PROBLEM STATEMENT:
Where in the records does the word "type" occur? Copy each line in which it does.

EXERCISE MATERIALS:
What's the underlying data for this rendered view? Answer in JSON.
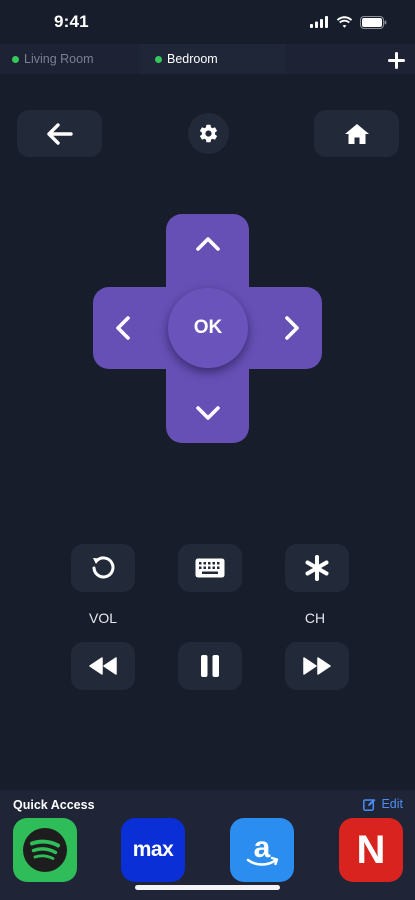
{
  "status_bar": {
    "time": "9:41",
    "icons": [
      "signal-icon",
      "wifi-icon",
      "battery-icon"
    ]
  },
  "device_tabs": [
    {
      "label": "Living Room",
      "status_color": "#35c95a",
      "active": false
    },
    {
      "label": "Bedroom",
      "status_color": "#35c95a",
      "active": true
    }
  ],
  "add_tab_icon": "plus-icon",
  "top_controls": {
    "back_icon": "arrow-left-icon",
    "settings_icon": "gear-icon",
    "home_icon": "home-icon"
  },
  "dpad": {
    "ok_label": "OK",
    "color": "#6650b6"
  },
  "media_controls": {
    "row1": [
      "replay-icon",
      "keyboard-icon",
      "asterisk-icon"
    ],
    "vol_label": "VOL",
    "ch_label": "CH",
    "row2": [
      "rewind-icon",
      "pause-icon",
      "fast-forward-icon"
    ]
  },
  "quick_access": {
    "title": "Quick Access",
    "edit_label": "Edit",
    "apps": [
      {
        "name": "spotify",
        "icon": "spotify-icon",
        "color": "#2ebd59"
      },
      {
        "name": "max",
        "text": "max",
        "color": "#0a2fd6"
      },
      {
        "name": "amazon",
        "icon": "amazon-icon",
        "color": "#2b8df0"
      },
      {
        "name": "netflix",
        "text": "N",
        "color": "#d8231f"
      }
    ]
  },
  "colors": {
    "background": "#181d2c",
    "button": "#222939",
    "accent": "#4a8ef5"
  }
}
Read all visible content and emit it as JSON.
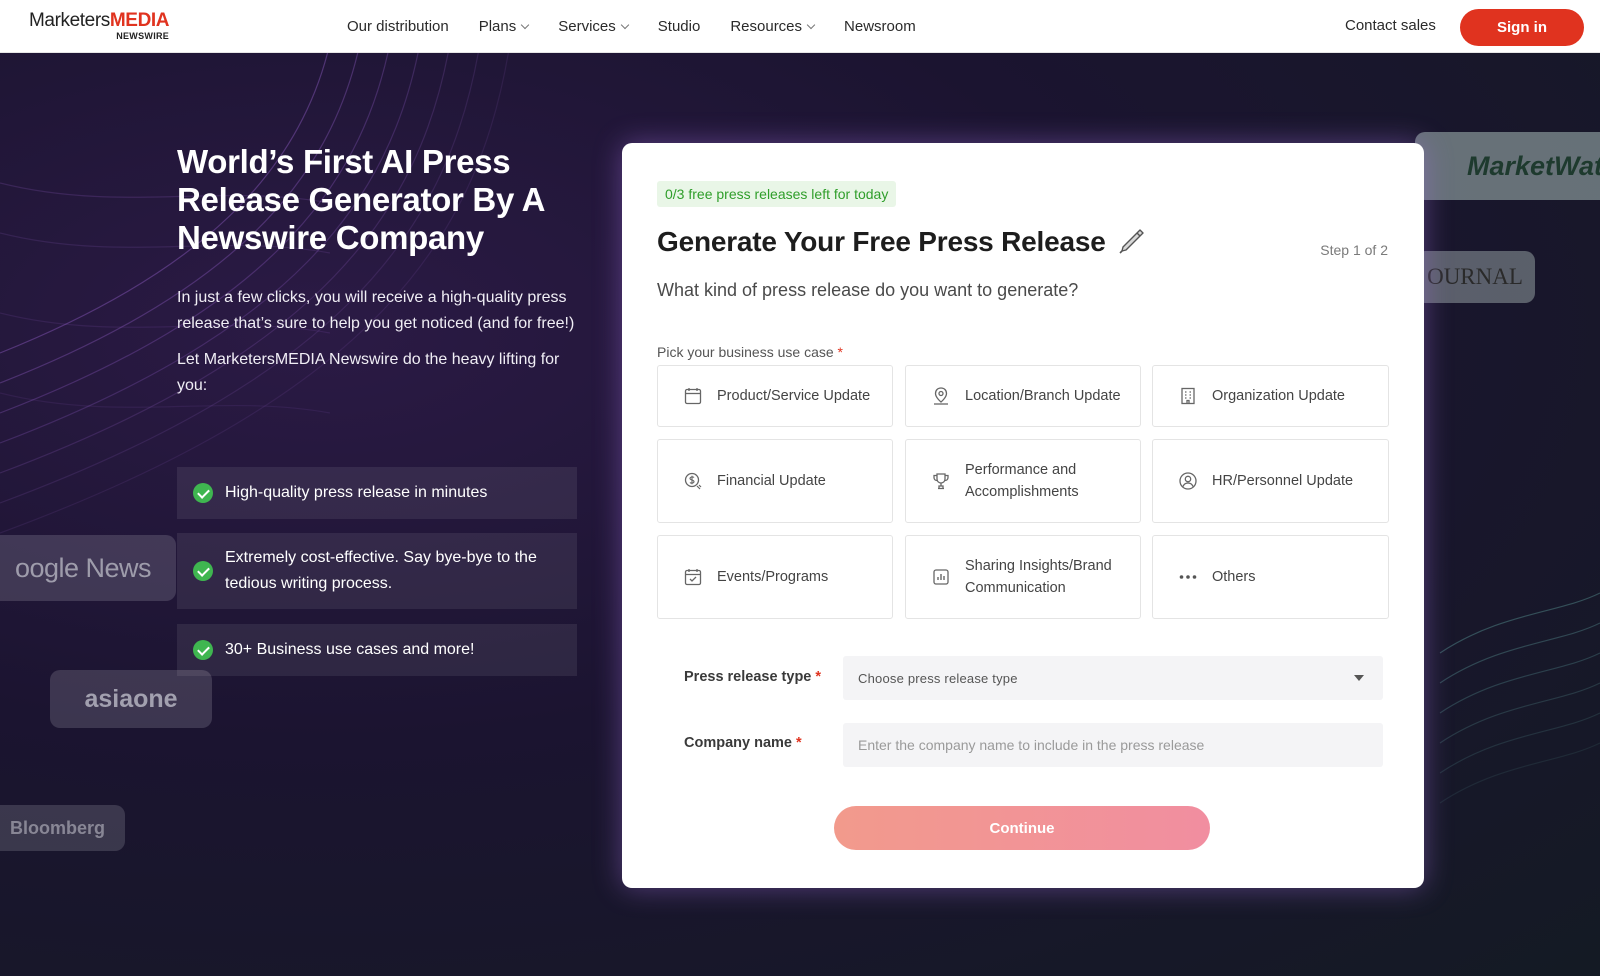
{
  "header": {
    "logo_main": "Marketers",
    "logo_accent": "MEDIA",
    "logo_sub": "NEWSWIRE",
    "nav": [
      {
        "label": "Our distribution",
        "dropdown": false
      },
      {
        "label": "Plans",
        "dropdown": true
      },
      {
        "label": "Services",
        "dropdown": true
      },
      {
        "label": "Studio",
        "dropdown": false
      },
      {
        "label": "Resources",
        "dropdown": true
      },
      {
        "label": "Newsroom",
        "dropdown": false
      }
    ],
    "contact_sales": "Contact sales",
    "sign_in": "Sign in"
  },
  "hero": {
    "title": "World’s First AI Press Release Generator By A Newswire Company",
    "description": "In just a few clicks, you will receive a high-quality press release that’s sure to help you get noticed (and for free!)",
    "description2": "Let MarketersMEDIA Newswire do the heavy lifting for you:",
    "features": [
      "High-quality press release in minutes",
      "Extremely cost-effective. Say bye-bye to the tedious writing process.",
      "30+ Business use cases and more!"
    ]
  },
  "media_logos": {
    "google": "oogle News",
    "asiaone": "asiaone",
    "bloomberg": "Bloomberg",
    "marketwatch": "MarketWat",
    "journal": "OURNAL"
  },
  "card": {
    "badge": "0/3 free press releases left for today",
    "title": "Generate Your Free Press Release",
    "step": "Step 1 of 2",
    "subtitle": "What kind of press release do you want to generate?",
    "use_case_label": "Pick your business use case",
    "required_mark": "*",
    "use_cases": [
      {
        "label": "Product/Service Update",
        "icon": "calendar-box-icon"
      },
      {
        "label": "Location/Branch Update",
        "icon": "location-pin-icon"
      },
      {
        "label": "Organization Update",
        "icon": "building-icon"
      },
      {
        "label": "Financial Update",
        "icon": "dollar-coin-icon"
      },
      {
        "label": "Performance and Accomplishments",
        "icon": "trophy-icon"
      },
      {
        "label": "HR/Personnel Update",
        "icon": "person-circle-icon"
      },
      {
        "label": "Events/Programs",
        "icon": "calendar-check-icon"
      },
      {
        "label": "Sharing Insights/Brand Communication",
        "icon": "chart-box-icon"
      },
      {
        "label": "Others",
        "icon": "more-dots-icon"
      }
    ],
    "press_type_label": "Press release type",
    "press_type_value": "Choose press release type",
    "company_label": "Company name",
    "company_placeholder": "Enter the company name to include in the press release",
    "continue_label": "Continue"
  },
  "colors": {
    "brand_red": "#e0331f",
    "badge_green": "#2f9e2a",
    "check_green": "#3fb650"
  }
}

PROBLEM SOLUTION:
    "press_type_label": "Press release type",
    "press_type_value": "Choose press release type",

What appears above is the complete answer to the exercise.